So Brenda calmly, and with as much dignity as possible, got out of the skip, bathed in a gallon of hand sanitiser, and rang the company to take the skip away early.  And ever since then, whenever she cleans her garden, she finishes it in one go and removes the rubbish immediately.”

Lesson – don’t invite people to treat you badly and put their stuff onto you. You have enough of your own to keep on top of.

Christmas Coaching Tips – how to be more Zen at Christmas

This is the blog I wrote as guest Christmas Blogger for the Leadership Development Centre.  I wrote this back in November to help bring a sense of the spirit of Christmas to the feelings of pressure and looming deadlines.  Hurrah!  These tips worked for me as now I really feel I have got my Christmas Groove on.
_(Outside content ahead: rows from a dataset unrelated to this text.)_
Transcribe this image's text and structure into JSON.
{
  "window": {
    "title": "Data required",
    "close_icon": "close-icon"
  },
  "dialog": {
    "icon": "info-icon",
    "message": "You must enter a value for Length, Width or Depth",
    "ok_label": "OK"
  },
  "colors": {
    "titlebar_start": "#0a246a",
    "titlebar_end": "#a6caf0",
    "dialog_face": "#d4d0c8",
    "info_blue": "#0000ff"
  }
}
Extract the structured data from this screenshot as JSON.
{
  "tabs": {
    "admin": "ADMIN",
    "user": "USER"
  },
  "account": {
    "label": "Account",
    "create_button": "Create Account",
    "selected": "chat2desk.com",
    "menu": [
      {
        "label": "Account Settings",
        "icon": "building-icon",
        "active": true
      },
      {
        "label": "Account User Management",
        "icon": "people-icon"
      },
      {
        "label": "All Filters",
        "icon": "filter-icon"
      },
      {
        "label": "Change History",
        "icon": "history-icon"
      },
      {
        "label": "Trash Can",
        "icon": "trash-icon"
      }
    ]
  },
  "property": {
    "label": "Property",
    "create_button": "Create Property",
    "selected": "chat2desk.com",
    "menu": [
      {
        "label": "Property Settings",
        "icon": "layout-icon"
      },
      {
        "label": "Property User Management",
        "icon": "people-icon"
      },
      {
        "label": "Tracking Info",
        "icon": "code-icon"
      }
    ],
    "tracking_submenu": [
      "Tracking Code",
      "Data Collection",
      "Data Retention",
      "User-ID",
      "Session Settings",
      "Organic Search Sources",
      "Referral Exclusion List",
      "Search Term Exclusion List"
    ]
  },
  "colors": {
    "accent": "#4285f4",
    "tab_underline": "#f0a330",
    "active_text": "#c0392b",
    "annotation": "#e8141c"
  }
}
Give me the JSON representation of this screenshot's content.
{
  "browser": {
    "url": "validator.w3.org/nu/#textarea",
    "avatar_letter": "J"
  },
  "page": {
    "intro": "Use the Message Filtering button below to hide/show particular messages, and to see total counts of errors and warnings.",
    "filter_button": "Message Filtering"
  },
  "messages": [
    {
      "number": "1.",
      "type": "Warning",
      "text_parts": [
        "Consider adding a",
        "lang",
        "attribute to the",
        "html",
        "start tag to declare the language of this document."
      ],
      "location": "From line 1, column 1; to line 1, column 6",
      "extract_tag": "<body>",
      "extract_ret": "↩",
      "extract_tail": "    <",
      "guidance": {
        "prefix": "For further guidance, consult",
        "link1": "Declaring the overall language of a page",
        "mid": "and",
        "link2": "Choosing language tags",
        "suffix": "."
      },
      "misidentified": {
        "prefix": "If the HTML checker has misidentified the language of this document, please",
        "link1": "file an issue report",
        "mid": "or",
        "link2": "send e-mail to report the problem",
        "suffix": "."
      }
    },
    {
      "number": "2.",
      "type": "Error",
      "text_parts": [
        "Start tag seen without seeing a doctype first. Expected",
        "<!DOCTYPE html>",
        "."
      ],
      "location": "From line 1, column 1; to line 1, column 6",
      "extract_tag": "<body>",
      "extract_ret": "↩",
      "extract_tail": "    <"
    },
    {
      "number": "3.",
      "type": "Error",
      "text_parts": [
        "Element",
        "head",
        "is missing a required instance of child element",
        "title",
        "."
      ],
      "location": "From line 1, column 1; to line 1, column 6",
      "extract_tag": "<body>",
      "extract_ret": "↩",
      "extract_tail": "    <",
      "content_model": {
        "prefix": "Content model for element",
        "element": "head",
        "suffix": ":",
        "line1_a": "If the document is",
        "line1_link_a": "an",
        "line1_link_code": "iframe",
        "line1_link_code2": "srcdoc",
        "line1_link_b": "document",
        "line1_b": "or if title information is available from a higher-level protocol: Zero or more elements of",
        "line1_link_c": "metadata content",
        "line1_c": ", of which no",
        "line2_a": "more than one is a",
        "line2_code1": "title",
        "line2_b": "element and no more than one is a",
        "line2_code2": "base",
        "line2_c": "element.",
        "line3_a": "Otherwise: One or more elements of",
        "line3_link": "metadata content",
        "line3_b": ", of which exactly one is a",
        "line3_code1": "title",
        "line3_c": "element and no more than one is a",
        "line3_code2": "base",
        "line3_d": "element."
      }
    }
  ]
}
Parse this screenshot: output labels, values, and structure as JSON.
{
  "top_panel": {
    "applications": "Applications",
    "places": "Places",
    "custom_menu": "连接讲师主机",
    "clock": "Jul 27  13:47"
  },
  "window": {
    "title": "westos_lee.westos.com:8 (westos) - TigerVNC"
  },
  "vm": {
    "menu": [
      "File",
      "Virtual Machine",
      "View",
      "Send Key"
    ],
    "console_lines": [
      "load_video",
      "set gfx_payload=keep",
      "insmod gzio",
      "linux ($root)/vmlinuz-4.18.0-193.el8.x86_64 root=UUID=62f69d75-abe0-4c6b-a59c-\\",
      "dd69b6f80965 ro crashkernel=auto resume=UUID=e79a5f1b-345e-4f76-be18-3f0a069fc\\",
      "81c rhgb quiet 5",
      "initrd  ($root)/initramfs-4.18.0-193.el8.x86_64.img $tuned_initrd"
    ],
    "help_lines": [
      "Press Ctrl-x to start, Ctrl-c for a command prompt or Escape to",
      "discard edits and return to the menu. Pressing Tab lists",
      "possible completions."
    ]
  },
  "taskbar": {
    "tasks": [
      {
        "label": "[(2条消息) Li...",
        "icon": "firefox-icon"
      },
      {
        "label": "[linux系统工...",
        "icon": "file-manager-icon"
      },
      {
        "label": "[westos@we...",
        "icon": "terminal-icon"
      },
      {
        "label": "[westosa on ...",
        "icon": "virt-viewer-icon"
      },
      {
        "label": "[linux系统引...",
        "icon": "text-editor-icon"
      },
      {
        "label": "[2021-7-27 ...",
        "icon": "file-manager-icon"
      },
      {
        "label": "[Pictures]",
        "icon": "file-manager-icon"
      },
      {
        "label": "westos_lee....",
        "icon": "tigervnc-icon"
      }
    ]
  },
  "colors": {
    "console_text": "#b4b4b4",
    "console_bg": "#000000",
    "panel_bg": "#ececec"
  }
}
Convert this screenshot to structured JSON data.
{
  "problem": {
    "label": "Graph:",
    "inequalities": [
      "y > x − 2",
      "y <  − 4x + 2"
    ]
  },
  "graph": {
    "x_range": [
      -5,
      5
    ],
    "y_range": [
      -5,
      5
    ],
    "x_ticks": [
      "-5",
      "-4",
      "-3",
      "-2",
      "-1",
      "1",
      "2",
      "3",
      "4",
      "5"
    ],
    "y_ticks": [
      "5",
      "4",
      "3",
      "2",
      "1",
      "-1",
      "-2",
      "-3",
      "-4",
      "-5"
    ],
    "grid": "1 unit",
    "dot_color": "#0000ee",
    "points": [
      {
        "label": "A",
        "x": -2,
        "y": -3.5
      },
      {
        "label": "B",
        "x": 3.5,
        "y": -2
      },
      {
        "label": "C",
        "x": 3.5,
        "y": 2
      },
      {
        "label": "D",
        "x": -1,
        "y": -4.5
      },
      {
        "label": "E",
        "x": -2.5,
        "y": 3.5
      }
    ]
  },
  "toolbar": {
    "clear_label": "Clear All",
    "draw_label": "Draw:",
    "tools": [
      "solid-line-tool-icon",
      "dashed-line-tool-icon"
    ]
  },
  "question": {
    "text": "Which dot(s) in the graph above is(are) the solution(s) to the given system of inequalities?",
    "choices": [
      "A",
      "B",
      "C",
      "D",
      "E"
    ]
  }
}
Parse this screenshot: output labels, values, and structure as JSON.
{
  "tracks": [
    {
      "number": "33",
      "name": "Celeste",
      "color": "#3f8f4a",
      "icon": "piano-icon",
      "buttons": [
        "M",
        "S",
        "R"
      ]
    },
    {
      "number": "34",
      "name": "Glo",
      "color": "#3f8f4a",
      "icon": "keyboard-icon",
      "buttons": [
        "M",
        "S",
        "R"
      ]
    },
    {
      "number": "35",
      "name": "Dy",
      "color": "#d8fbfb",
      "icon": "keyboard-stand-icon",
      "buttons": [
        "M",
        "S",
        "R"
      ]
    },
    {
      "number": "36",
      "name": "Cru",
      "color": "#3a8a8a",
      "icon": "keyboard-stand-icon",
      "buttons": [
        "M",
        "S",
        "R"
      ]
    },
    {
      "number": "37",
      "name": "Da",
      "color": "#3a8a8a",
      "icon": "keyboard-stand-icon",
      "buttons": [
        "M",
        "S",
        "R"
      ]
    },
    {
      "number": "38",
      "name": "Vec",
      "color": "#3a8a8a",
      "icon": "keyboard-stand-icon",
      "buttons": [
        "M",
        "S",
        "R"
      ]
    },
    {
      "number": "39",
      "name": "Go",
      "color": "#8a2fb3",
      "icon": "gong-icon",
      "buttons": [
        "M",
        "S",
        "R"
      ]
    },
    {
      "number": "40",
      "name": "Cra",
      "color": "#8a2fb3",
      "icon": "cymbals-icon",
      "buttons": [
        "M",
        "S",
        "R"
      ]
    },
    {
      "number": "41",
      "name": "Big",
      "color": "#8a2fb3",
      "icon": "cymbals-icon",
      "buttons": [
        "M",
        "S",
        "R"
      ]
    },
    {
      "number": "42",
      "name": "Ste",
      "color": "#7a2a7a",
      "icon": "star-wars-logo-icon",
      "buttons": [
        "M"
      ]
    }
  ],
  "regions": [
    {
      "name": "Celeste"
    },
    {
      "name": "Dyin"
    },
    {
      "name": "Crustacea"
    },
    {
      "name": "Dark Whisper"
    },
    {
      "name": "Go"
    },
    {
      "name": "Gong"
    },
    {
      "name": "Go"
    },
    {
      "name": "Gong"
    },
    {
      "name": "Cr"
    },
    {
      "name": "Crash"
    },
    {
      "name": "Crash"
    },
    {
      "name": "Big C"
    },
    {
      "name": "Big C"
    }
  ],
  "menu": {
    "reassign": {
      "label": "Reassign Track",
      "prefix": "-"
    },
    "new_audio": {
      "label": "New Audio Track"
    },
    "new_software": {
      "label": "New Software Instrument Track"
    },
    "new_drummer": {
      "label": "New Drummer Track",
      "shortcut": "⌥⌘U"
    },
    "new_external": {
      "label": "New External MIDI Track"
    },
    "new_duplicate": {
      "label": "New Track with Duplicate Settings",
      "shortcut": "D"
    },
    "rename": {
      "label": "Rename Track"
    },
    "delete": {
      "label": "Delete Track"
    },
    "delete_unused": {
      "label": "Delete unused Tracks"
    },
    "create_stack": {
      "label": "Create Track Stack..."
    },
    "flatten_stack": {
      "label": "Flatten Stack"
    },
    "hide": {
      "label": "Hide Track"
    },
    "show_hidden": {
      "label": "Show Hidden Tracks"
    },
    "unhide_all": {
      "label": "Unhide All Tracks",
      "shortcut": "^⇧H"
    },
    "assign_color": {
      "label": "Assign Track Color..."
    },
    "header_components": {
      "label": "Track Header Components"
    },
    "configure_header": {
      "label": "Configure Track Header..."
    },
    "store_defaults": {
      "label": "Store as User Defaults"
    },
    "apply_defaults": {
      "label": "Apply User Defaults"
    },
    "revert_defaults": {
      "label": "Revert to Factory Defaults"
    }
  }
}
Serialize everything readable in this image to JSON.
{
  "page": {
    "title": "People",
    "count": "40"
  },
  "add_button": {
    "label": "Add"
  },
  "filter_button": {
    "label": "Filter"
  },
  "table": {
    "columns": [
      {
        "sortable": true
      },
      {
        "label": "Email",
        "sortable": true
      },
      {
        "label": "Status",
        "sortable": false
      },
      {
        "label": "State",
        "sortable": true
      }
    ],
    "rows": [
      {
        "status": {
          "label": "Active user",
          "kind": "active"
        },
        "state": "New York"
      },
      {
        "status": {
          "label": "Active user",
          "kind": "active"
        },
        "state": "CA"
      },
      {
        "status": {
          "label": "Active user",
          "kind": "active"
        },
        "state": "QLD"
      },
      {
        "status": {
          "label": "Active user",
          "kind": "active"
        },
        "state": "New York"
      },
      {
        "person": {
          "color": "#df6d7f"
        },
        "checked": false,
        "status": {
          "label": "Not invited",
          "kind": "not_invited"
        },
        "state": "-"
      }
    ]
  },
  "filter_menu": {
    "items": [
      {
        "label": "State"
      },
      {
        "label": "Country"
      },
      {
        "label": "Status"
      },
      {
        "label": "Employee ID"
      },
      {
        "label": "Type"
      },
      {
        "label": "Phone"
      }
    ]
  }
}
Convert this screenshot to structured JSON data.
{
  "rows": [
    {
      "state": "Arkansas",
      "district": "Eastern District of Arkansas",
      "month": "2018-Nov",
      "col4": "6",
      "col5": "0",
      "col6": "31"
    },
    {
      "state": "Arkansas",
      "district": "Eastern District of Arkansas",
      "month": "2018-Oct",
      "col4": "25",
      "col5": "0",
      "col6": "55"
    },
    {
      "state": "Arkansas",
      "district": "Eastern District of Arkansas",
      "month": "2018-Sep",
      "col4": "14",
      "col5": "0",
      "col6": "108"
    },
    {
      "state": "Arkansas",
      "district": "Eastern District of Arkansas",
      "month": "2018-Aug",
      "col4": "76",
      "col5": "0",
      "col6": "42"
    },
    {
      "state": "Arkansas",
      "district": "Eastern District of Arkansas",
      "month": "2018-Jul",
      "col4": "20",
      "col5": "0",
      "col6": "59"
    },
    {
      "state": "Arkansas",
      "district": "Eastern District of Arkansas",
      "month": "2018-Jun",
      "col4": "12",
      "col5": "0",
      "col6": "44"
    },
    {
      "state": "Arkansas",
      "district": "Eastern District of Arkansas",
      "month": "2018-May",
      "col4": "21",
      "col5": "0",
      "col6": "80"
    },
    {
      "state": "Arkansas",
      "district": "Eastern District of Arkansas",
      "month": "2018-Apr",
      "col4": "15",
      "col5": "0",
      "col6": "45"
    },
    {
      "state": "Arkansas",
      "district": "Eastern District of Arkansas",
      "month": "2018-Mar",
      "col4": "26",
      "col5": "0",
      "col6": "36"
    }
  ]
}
Well here we are. The Summer Holidays and Christmas are almost upon us (unless you live in Wellington, then it feels the other way around).

Coaching clients have brought the impending holidays to my attention with comments such as; “how will we fit everything in and get all our projects done by the time they go on holiday?”. Friends have been saying “we must catch-up before Christmas”, and me thinking, with everything that is going on, that short conversation actually was the catch up!

So far my Christmas related thoughts have been:

  • This month, on which days will I do the 5:2 diet? (Answer – At this rate, not till after Christmas!)
  • When I try to work out my values so I can get into the spirit of Christmas, why do my top values at this time of year seem to be work and food?

Now it has got to the point when someone asks me what I am doing for Christmas, I am tempted to say airily “Oh just going to our family bach (we have no bach). Or upsize my response with a 2015 glamour holiday of, “Oh just going skiing in Japan (not doing that either).

Clearly it is time to activate self-coaching tips for keeping buoyant and fabulous during the Festive Season. Continue reading